(Chunhua Yan, PhD – CBIIT)
- Next generation sequencing technology
- Exome sequencing (Cost, Speed, Gene coverage, Biological implication)
- Experimental design (Sample size, Coverage, Sample submission)
- Mutation Calling (Dream challenge, Genome in Bottle)
(Chih-Hao Hsu, PhD – CBIIT)
- Mutation call software overview and algorithms
- Databases (1000 genomes, ClinVar, cBio, …)
(Li Jia, MSc – CCBR)
- Lessons learned from experimental design
- Best practices in CCBR workflow (includes the discussion on the benchmark, GATK and others used in the tech dev)
- Annovar annotation and filtering

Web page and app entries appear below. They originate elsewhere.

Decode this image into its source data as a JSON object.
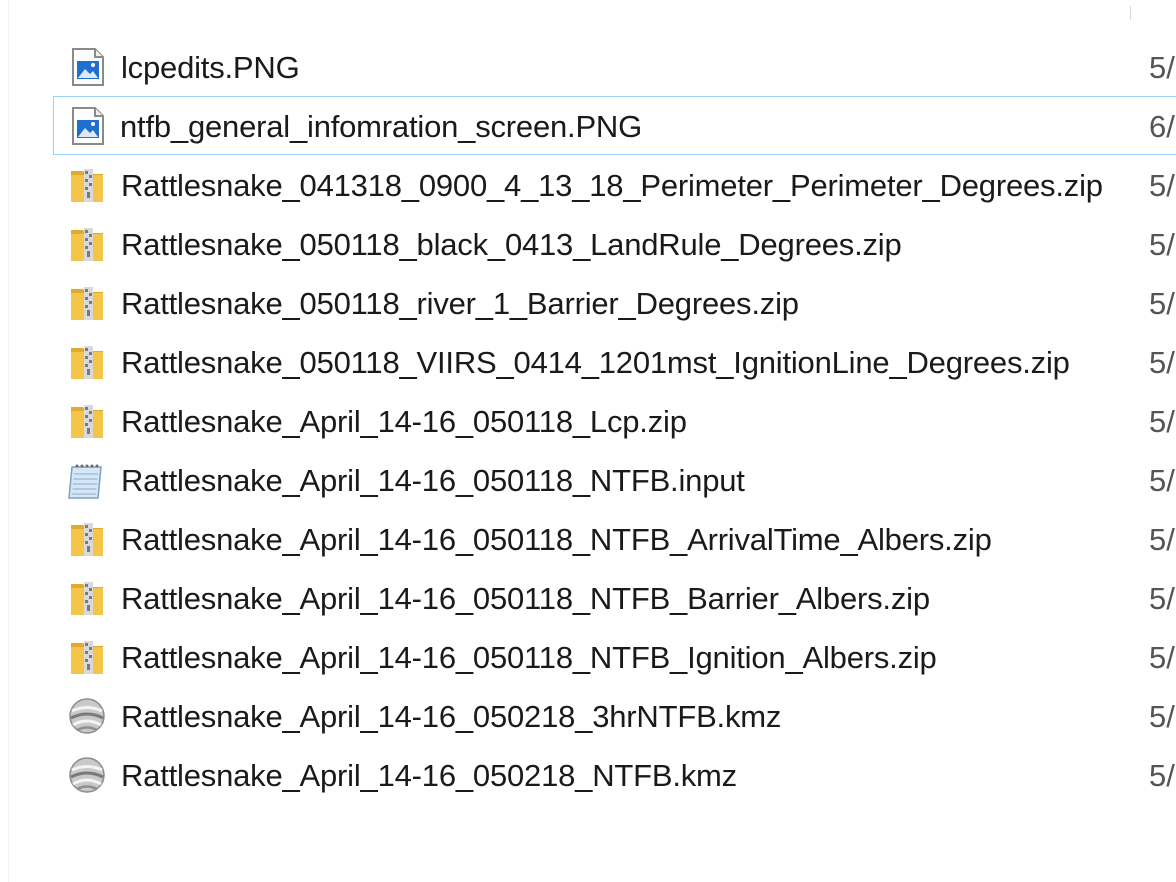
{
  "files": [
    {
      "name": "lcpedits.PNG",
      "date": "5/",
      "icon": "image-file-icon"
    },
    {
      "name": "ntfb_general_infomration_screen.PNG",
      "date": "6/",
      "icon": "image-file-icon"
    },
    {
      "name": "Rattlesnake_041318_0900_4_13_18_Perimeter_Perimeter_Degrees.zip",
      "date": "5/",
      "icon": "zip-folder-icon"
    },
    {
      "name": "Rattlesnake_050118_black_0413_LandRule_Degrees.zip",
      "date": "5/",
      "icon": "zip-folder-icon"
    },
    {
      "name": "Rattlesnake_050118_river_1_Barrier_Degrees.zip",
      "date": "5/",
      "icon": "zip-folder-icon"
    },
    {
      "name": "Rattlesnake_050118_VIIRS_0414_1201mst_IgnitionLine_Degrees.zip",
      "date": "5/",
      "icon": "zip-folder-icon"
    },
    {
      "name": "Rattlesnake_April_14-16_050118_Lcp.zip",
      "date": "5/",
      "icon": "zip-folder-icon"
    },
    {
      "name": "Rattlesnake_April_14-16_050118_NTFB.input",
      "date": "5/",
      "icon": "notepad-file-icon"
    },
    {
      "name": "Rattlesnake_April_14-16_050118_NTFB_ArrivalTime_Albers.zip",
      "date": "5/",
      "icon": "zip-folder-icon"
    },
    {
      "name": "Rattlesnake_April_14-16_050118_NTFB_Barrier_Albers.zip",
      "date": "5/",
      "icon": "zip-folder-icon"
    },
    {
      "name": "Rattlesnake_April_14-16_050118_NTFB_Ignition_Albers.zip",
      "date": "5/",
      "icon": "zip-folder-icon"
    },
    {
      "name": "Rattlesnake_April_14-16_050218_3hrNTFB.kmz",
      "date": "5/",
      "icon": "globe-file-icon"
    },
    {
      "name": "Rattlesnake_April_14-16_050218_NTFB.kmz",
      "date": "5/",
      "icon": "globe-file-icon"
    }
  ],
  "selected_index": 1,
  "colors": {
    "selection_border": "#99d1ff",
    "folder_yellow": "#f5c54a",
    "image_icon_blue": "#1f6fd1"
  }
}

- How to collaborate with CCBR – guide to success
Day 1 – PM (1:30-4:30)
(Bryce Christensen PhD – Golden Helix)
Day 2 – AM (9:30-12:30)
(Susan Dombrowski, PhD – Genomatix)

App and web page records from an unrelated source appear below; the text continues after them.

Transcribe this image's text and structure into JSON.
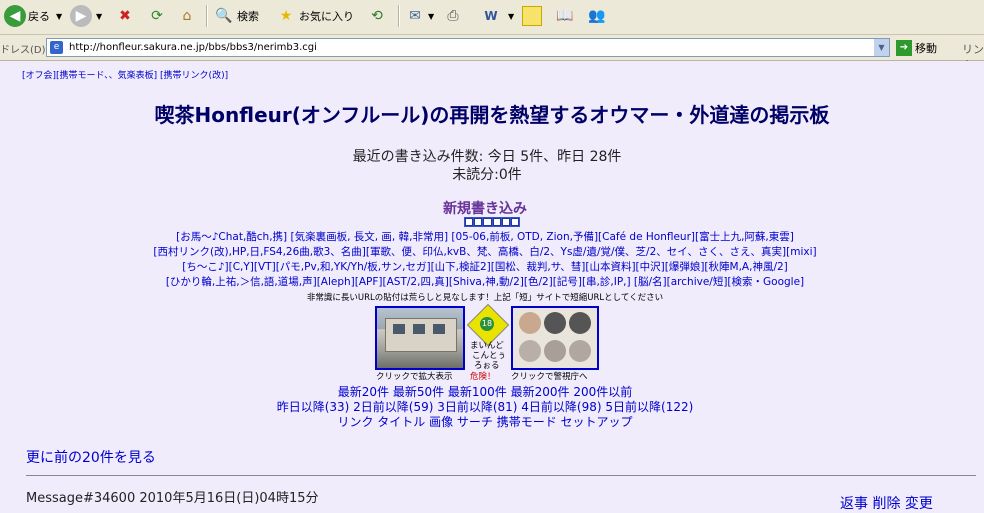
{
  "toolbar": {
    "back": "戻る",
    "search": "検索",
    "favorites": "お気に入り"
  },
  "address": {
    "label": "ドレス(D)",
    "url": "http://honfleur.sakura.ne.jp/bbs/bbs3/nerimb3.cgi",
    "go": "移動",
    "links": "リンク"
  },
  "page": {
    "top_links": "[オフ会][携帯モード、、気楽表板] [携帯リンク(改)]",
    "title": "喫茶Honfleur(オンフルール)の再開を熱望するオウマー・外道達の掲示板",
    "stats_line1": "最近の書き込み件数: 今日 5件、昨日 28件",
    "stats_line2": "未読分:0件",
    "new_post": "新規書き込み",
    "link_rows": [
      "[お馬〜♪Chat,酷ch,携] [気楽裏画板, 長文, 画, 韓,非常用] [05-06,前板, OTD, Zion,予備][Café de Honfleur][富士上九,阿蘇,東雲]",
      "[西村リンク(改),HP,日,FS4,26曲,歌3、名曲][軍歌、便、印仏,kvB、梵、高橋、白/2、Ys虚/遺/覚/僕、芝/2、セイ、さく、さえ、真実][mixi]",
      "[ち〜こ♪][C,Y][VT][パモ,Pv,和,YK/Yh/板,サン,セガ][山下,検証2][国松、裁判,サ、彗][山本資料][中沢][爆弾娘][秋陣M,A,神風/2]",
      "[ひかり輪,上祐,＞信,語,道場,声][Aleph][APF][AST/2,四,真][Shiva,神,動/2][色/2][記号][串,診,IP,] [脳/名][archive/短][検索・Google]"
    ],
    "warning": "非常識に長いURLの貼付は荒らしと見なします！上記「短」サイトで短縮URLとしてください",
    "caption_photo": "クリックで拡大表示",
    "caption_sign_1": "まいんど",
    "caption_sign_2": "こんとぅ",
    "caption_sign_3": "ろぉる",
    "caption_danger": "危険！",
    "sign_number": "18",
    "caption_police": "クリックで警視庁へ",
    "nav_row1": "最新20件 最新50件 最新100件 最新200件 200件以前",
    "nav_row2": "昨日以降(33) 2日前以降(59) 3日前以降(81) 4日前以降(98) 5日前以降(122)",
    "nav_row3": "リンク タイトル 画像 サーチ 携帯モード セットアップ",
    "older": "更に前の20件を見る",
    "message_line": "Message#34600 2010年5月16日(日)04時15分",
    "actions": "返事 削除 変更"
  }
}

Day 2 – PM (1:30-4:30) CRAVAT/MuPIT – Analysis of Genomic Variants
(Michael Ryan – Johns Hopkins University)
CRAVAT (www.cravat.us) is a free tool for high-throughput analysis of sequencing variants. CRAVAT is funded by NCI’s Informatics Technology for Cancer Research program. CRAVAT accepts very large variant data files and returns a wide variety of annotations and scores that help with identification of important variants. CRAVAT is a cancer focused analysis package tailored to the needs of cancer studies. The workshop will provide some background on CRAVAT and lots of hands-on exercises to learn how to use the tool and interpret the results.

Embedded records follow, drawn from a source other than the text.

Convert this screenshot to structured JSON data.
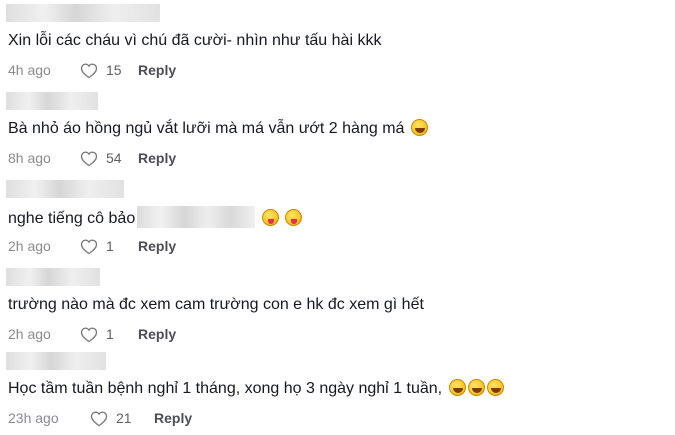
{
  "comments": [
    {
      "text": "Xin lỗi các cháu vì chú đã cười- nhìn như tấu hài kkk",
      "emojis": [],
      "time": "4h ago",
      "likes": "15",
      "reply_label": "Reply"
    },
    {
      "text": "Bà nhỏ áo hồng ngủ vắt lưỡi mà má vẫn ướt 2 hàng má",
      "emojis": [
        "laughing-face-icon"
      ],
      "time": "8h ago",
      "likes": "54",
      "reply_label": "Reply"
    },
    {
      "text": "nghe tiếng cô bảo",
      "emojis": [
        "tongue-face-icon",
        "tongue-face-icon"
      ],
      "time": "2h ago",
      "likes": "1",
      "reply_label": "Reply"
    },
    {
      "text": "trường nào mà đc xem cam trường con e hk đc xem gì hết",
      "emojis": [],
      "time": "2h ago",
      "likes": "1",
      "reply_label": "Reply"
    },
    {
      "text": "Học tầm tuần bệnh nghỉ 1 tháng, xong họ 3 ngày nghỉ 1 tuần,",
      "emojis": [
        "laughing-face-icon",
        "laughing-face-icon",
        "laughing-face-icon"
      ],
      "time": "23h ago",
      "likes": "21",
      "reply_label": "Reply"
    }
  ]
}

MuPIT (mupit.icm.jhu) is a sister tool to CRAVAT that shows mutations on 3D protein structures. Clusters of mutations in 3D space are not always apparent from the position of mutations on a protein sequence. For proteins with solved structures, MuPIT can show the position of mutations from your study along with a variety of structural annotations (e.g. the position of a DNA binding site). MuPIT also includes a pre-built database of TCGA mutations so an investigator’s mutations can be viewed in the context of mutations and mutation clusters from other cancer studies. The focus of the workshop will be a series of exercises to learn how to visualize your mutations in MuPIT, how CRAVAT and MuPIT are integrated, and how to manipulate, investigate, and understand the results.